Last week, in Poland, Andrzej Duda's Law and Justice Party celebrated its first national election win in a decade, after its candidate for the presidency defeated the incumbent Bronislaw Komorowski.
Duda has been pressing for a more assertive stance by Poland in the EU, demanding that Warsaw should "focus on its interests" and not those of its bigger partners like Germany or France, bastions of the EU machine.
When Italy does elections it puts political posters up in public squares. Take note Britain. pic.twitter.com/YxaMMV013x— Jon Narcross (@JonNarcross) May 26, 2015
In Spain, also last week, the ruling People's Party (PP) was severely crushed in regional and local elections after voters punished Prime Minister Mariano Rajoy for severe spending cuts. Opposition party Podemos, which was founded after the 2011-12 Spanish protests against inequality and corruption, made significant gains. The party is calling for reform of the EU in the form of changes to the Treaty of Lisbon.
Europe Is "Further Away From People"
In the UK, in early May, the anti-Europe UKIP Party won 12.6 percent of the vote, with 3.9 million backers, demonstrating a huge rise in Euroscepticism in the UK, which is due to hold an In-Out referendum of its membership of the EU by the end of 2017.
All the recent election results show a growing disapproval of the Brussels machine, as well as a fall in the popularity of the establishment in many countries.
Josef Janning, Senior Policy Fellow at the European Council on Foreign Relations said in a recent briefing: "German Chancellor Angela Merkel's struggles to keep the European Union moving ahead have become more demanding: after the presidential elections in Poland and regional elections in Spain.
"The feelings of estrangement with the national political class easily extends into a negative judgement on the European policy process, which is further away from people, less understood by them, and a traditional scapegoat in the political discourses voters are part of."

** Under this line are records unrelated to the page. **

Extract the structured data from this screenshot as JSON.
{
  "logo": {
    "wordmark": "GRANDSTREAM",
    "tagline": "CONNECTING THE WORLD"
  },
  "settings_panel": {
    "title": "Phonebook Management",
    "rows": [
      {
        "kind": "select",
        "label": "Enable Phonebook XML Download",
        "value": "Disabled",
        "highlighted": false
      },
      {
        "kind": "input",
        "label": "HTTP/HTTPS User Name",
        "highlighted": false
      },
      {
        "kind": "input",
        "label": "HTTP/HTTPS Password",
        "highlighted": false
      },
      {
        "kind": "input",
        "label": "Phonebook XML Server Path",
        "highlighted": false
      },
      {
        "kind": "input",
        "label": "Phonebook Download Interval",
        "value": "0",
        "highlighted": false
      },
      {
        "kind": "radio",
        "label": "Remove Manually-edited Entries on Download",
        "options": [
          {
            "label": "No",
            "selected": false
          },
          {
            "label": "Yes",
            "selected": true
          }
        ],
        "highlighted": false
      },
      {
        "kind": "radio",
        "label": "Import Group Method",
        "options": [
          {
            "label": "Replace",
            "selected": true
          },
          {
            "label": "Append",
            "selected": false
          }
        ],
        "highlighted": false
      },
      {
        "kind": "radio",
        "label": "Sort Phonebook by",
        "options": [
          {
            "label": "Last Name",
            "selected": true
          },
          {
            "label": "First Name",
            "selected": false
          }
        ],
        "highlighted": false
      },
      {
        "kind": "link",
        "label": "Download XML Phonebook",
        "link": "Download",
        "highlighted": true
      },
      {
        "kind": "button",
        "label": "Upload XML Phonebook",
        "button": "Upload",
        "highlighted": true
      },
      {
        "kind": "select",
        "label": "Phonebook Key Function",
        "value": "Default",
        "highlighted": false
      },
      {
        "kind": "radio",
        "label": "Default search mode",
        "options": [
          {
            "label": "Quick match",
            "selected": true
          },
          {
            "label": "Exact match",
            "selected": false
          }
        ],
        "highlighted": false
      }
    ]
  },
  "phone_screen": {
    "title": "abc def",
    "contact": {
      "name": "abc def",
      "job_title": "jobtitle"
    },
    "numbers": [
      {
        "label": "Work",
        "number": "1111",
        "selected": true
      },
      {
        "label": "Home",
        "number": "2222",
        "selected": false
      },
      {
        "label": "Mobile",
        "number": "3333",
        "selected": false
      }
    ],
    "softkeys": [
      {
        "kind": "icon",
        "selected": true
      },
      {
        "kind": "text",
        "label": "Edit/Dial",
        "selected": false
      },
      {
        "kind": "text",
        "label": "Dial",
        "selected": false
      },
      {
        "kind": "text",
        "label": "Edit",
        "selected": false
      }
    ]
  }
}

"To analysts and campaign planners alike, the profound transformation of party systems in the post-divided and pre-federal Europe still remains a puzzle of too many pieces. It has become evident that traditional party structures are withering away everywhere," wrote Janning.